His record 60-match winning streak on clay was built with punishing strokes and unbridled tenacity. But grass doesn't afford him the same amount of time to track down opponents' shots, nor does it allow him to slide into position.
He arrived at Wimbledon with a 5-4 career record on the green stuff.
What a quick study.
"When he's on defense, he's playing unbelievable," Baghdatis said. "And when he's attacking, the ball is so fast."
After Federer's 77-minute stroll, Nadal and Baghdatis engaged in thrilling exchanges for 2½ hours.
The most spectacular point came when Nadal broke to 3-1 in the third set. He slipped while corralling a drop shot, but Baghdatis' passing attempt clipped the net cord and popped up. Nadal rose and swatted a reflex volley to end the point.
Baghdatis - cheered on by people wearing T-shirts reading, "It's in the Bagh" - made one last stand, getting to love-40 while Nadal served at 4-2.

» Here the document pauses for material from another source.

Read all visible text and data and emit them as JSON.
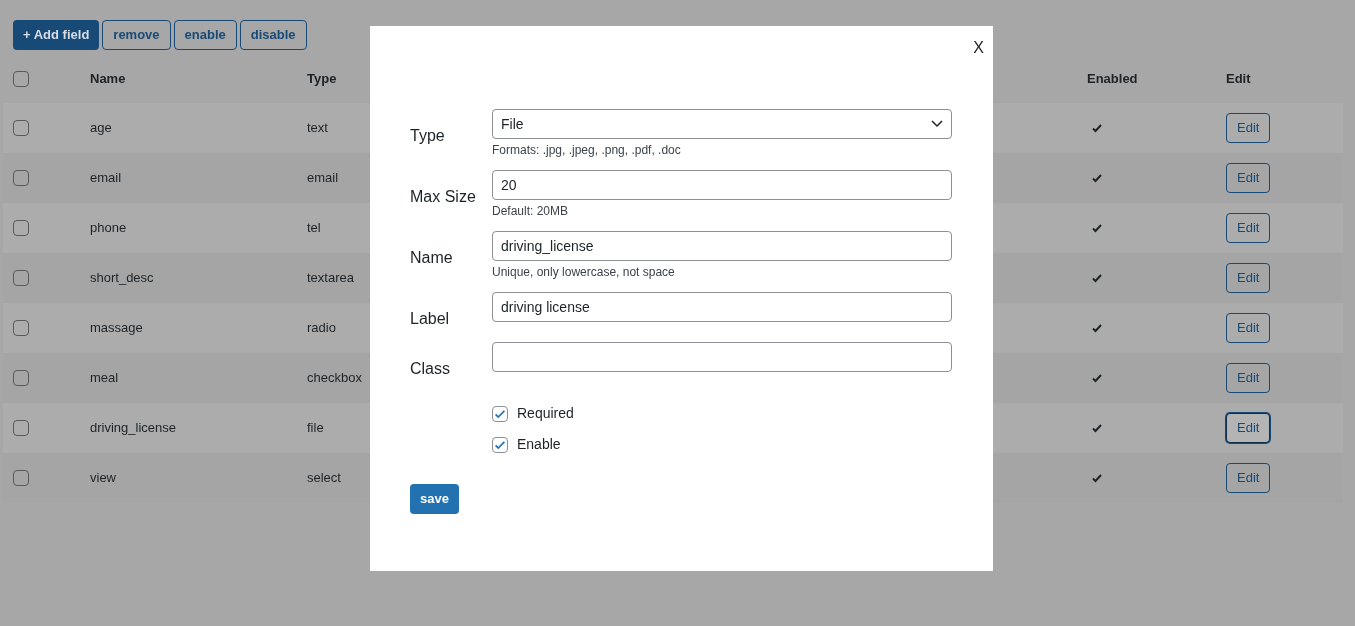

On the third break point, Baghdatis smacked a forehand right near the baseline. It was called long, but replays showed the ball caught the line. Baghdatis argued a bit, to no avail, and later earned yet another break point but slipped on the muddy baseline, lost the point, and banged his racket on the ground.
At the end, Nadal dropped to his knees, arched his back and raised his arms, the sort of pose usually reserved for winning the title. He or Federer will get to kiss the trophy Sunday.
"If they both bring the tennis we've come to see, how can you ask for more than that?" said Jimmy Connors, who played in classic Wimbledon finals against Borg and John McEnroe. "It's the 1 and 2 players in the world - sweet."